He used a cardboard box as the housing for the clock, marking a grid for the LEDs on the face and drilling holes to house them. Two columns for hours and another two for minutes let the clock display 24-hour time with alternate firmware for 12 hour time. Since there are two buttons – one to set hours, the other to set minutes – a little coding would make it possible to select between the two either by clicking both buttons at once, or holding down one button.
[Emihackr97] is driving the display with an ATmega48, which is a pin-compatible replacement for the ATmega168/328. Those chips are the type most commonly found on Arduino boards an indeed this project is running the Arduino bootloader, but uses an ISP programmer and breadboarded circuit to keep the costs low. There are plenty of pins to drive the 13 LEDs directly, making the soldering quick and painless. Check out a demo clip after the break.
If you’re successful at this build and get the itch for something with more style, there’s a ton of ways to spice up the look of a binary clock.
Continue reading “Build a binary wall clock for just a few bucks”

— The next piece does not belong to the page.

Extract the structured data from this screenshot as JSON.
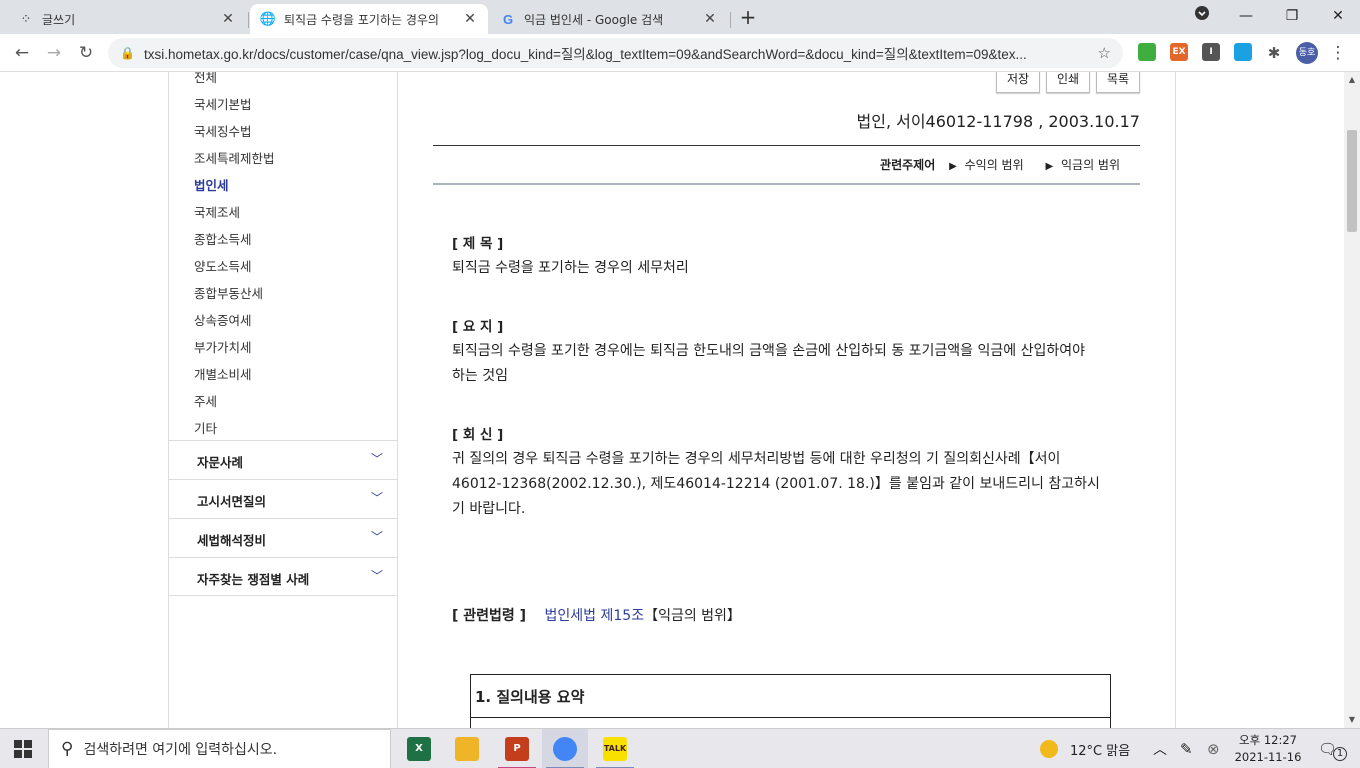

We often look at battery-operated hardware and shake our heads at the wastefulness of throwing away disposable batteries. There are some devices that minimize the waste, like those TV remotes that seem to never need new cells. But the C cells that [Quinn Dunki] kept replacing in her elliptical trainer were only lasting about three months at a time. The manufacturer hadn’t cared enough to build a power jack into the machine, so she built her own AC adapter without modifying the stock hardware.
The first thing she did was to patch in a couple of wires between two of the batteries. This let her measure the current consumption, which topped out at around 200mA. This is good news because that’s easily sourced with a cheap linear regulator. Out of the junk box came a 12V/1A wall wart transformer, which just leaves the need for a fuse and some capacitors to finish out a voltage regulator circuit.

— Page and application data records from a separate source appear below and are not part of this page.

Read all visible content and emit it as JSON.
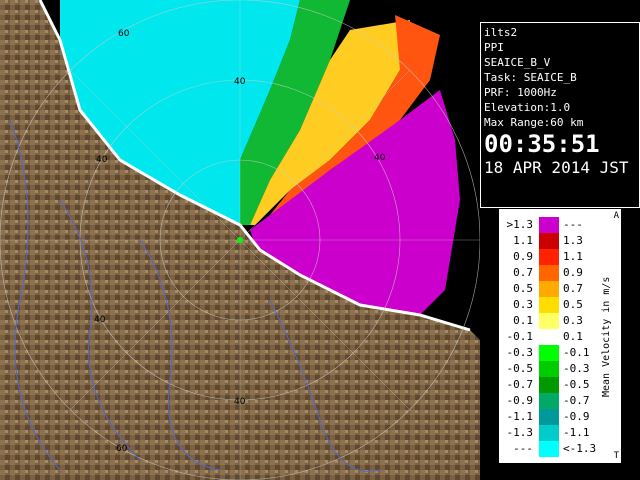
{
  "info": {
    "radar": "ilts2",
    "mode": "PPI",
    "product": "SEAICE_B_V",
    "task": "Task: SEAICE_B",
    "prf": "PRF: 1000Hz",
    "elevation": "Elevation:1.0",
    "max_range": "Max Range:60 km",
    "time": "00:35:51",
    "date": "18 APR 2014 JST"
  },
  "legend": {
    "title": "Mean Velocity in m/s",
    "corner_top": "A",
    "corner_bottom": "T",
    "rows": [
      {
        "lo": ">1.3",
        "hi": "---",
        "color": "#cc00cc"
      },
      {
        "lo": "1.1",
        "hi": "1.3",
        "color": "#cc0000"
      },
      {
        "lo": "0.9",
        "hi": "1.1",
        "color": "#ff2200"
      },
      {
        "lo": "0.7",
        "hi": "0.9",
        "color": "#ff6600"
      },
      {
        "lo": "0.5",
        "hi": "0.7",
        "color": "#ffaa00"
      },
      {
        "lo": "0.3",
        "hi": "0.5",
        "color": "#ffdd00"
      },
      {
        "lo": "0.1",
        "hi": "0.3",
        "color": "#ffff66"
      },
      {
        "lo": "-0.1",
        "hi": "0.1",
        "color": "#ffffff"
      },
      {
        "lo": "-0.3",
        "hi": "-0.1",
        "color": "#00ff00"
      },
      {
        "lo": "-0.5",
        "hi": "-0.3",
        "color": "#00cc00"
      },
      {
        "lo": "-0.7",
        "hi": "-0.5",
        "color": "#009900"
      },
      {
        "lo": "-0.9",
        "hi": "-0.7",
        "color": "#00aa66"
      },
      {
        "lo": "-1.1",
        "hi": "-0.9",
        "color": "#009999"
      },
      {
        "lo": "-1.3",
        "hi": "-1.1",
        "color": "#00cccc"
      },
      {
        "lo": "---",
        "hi": "<-1.3",
        "color": "#00ffff"
      }
    ]
  },
  "map": {
    "range_labels": [
      "60",
      "40",
      "40",
      "40",
      "40",
      "40",
      "60"
    ],
    "terrain_color": "#7a6040",
    "sea_color": "#000000",
    "ice_color": "#ffffff"
  }
}
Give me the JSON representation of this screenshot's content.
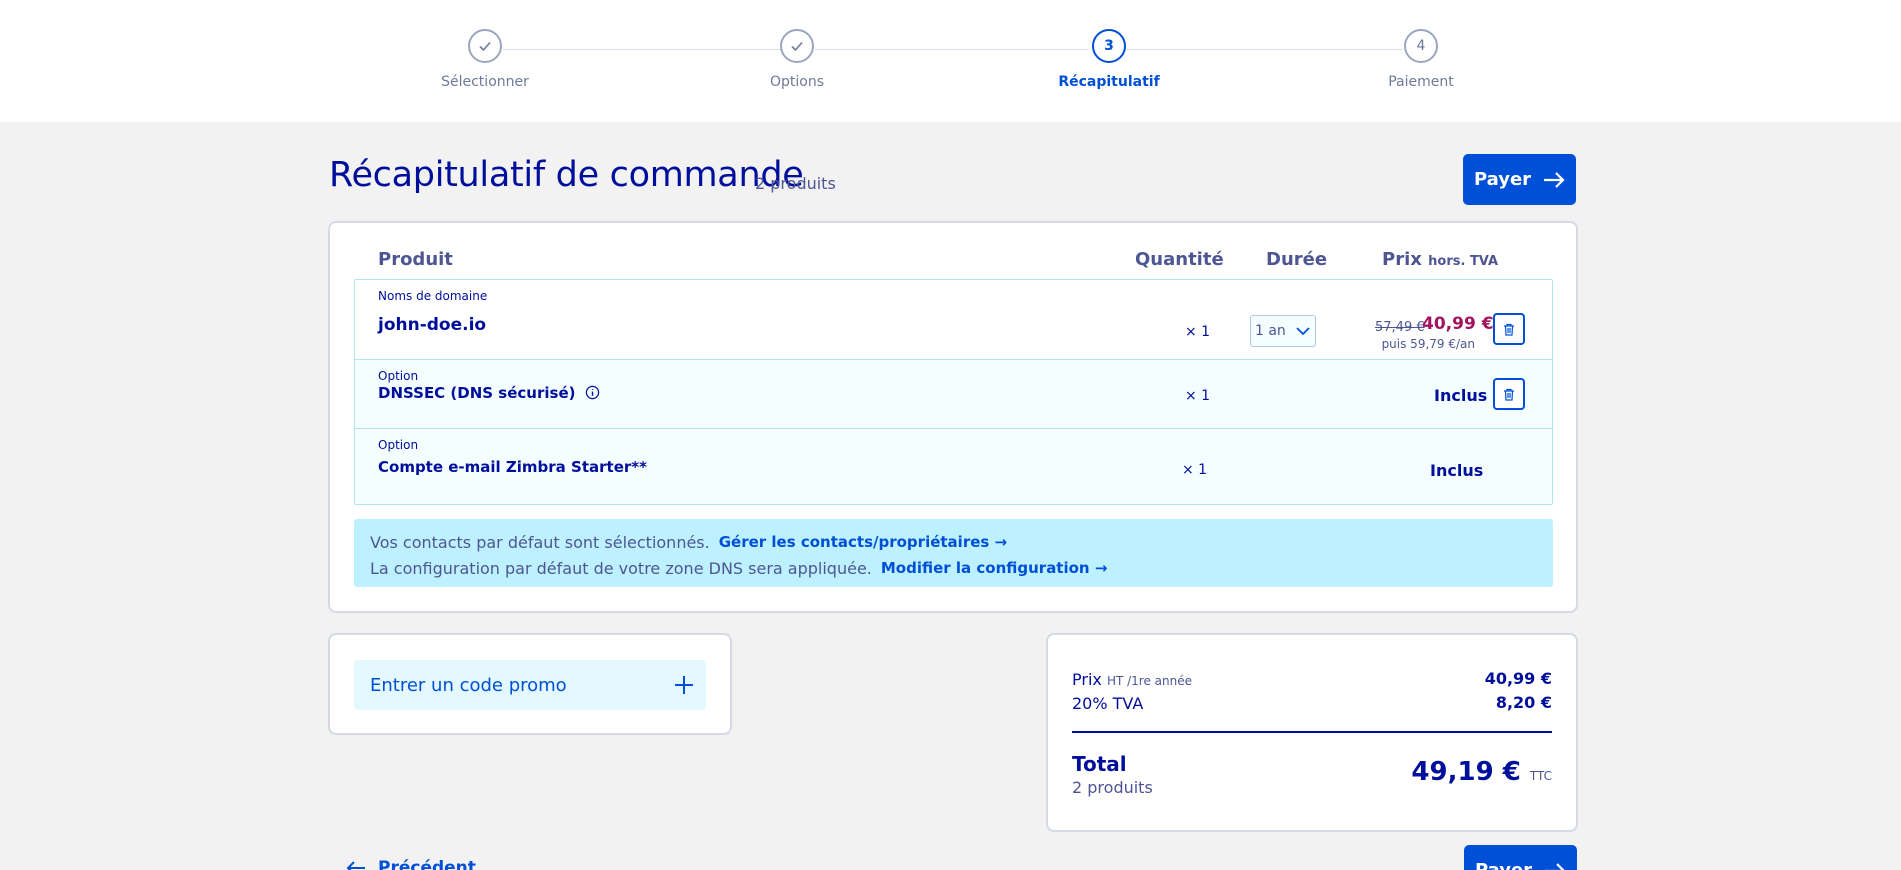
{
  "stepper": {
    "steps": [
      {
        "label": "Sélectionner",
        "state": "done"
      },
      {
        "label": "Options",
        "state": "done"
      },
      {
        "label": "Récapitulatif",
        "number": "3",
        "state": "active"
      },
      {
        "label": "Paiement",
        "number": "4",
        "state": "todo"
      }
    ]
  },
  "header": {
    "title": "Récapitulatif de commande",
    "count": "2 produits",
    "pay_label": "Payer"
  },
  "table": {
    "columns": {
      "product": "Produit",
      "quantity": "Quantité",
      "duration": "Durée",
      "price": "Prix",
      "price_suffix": "hors. TVA"
    },
    "rows": [
      {
        "category": "Noms de domaine",
        "name": "john-doe.io",
        "quantity": "× 1",
        "duration": "1 an",
        "old_price": "57,49 €",
        "price": "40,99 €",
        "then": "puis 59,79 €/an"
      },
      {
        "category": "Option",
        "name": "DNSSEC (DNS sécurisé)",
        "quantity": "× 1",
        "price": "Inclus"
      },
      {
        "category": "Option",
        "name": "Compte e-mail Zimbra Starter**",
        "quantity": "× 1",
        "price": "Inclus"
      }
    ]
  },
  "notice": {
    "contacts_text": "Vos contacts par défaut sont sélectionnés.",
    "contacts_link": "Gérer les contacts/propriétaires",
    "dns_text": "La configuration par défaut de votre zone DNS sera appliquée.",
    "dns_link": "Modifier la configuration"
  },
  "promo": {
    "label": "Entrer un code promo"
  },
  "summary": {
    "price_label": "Prix",
    "price_suffix": "HT /1re année",
    "price_value": "40,99 €",
    "vat_label": "20% TVA",
    "vat_value": "8,20 €",
    "total_label": "Total",
    "total_count": "2 produits",
    "total_value": "49,19 €",
    "total_suffix": "TTC"
  },
  "footer": {
    "previous_label": "Précédent",
    "pay_label": "Payer"
  },
  "colors": {
    "primary": "#0050d7",
    "navy": "#000e9c",
    "promo_price": "#a3125e",
    "notice_bg": "#bef1ff"
  }
}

Since [Quinn] didn’t want to permanently alter the exerciser, she came up with a way that it could take the same physical space as the batteries. Two long stand-offs are used as prongs to interface the spring terminals in the battery compartment. They attach to a piece of protoboard which hosts the rest of the circuitry. Now she just needs to remember to unplug this from the wall after each session and she’ll be in business.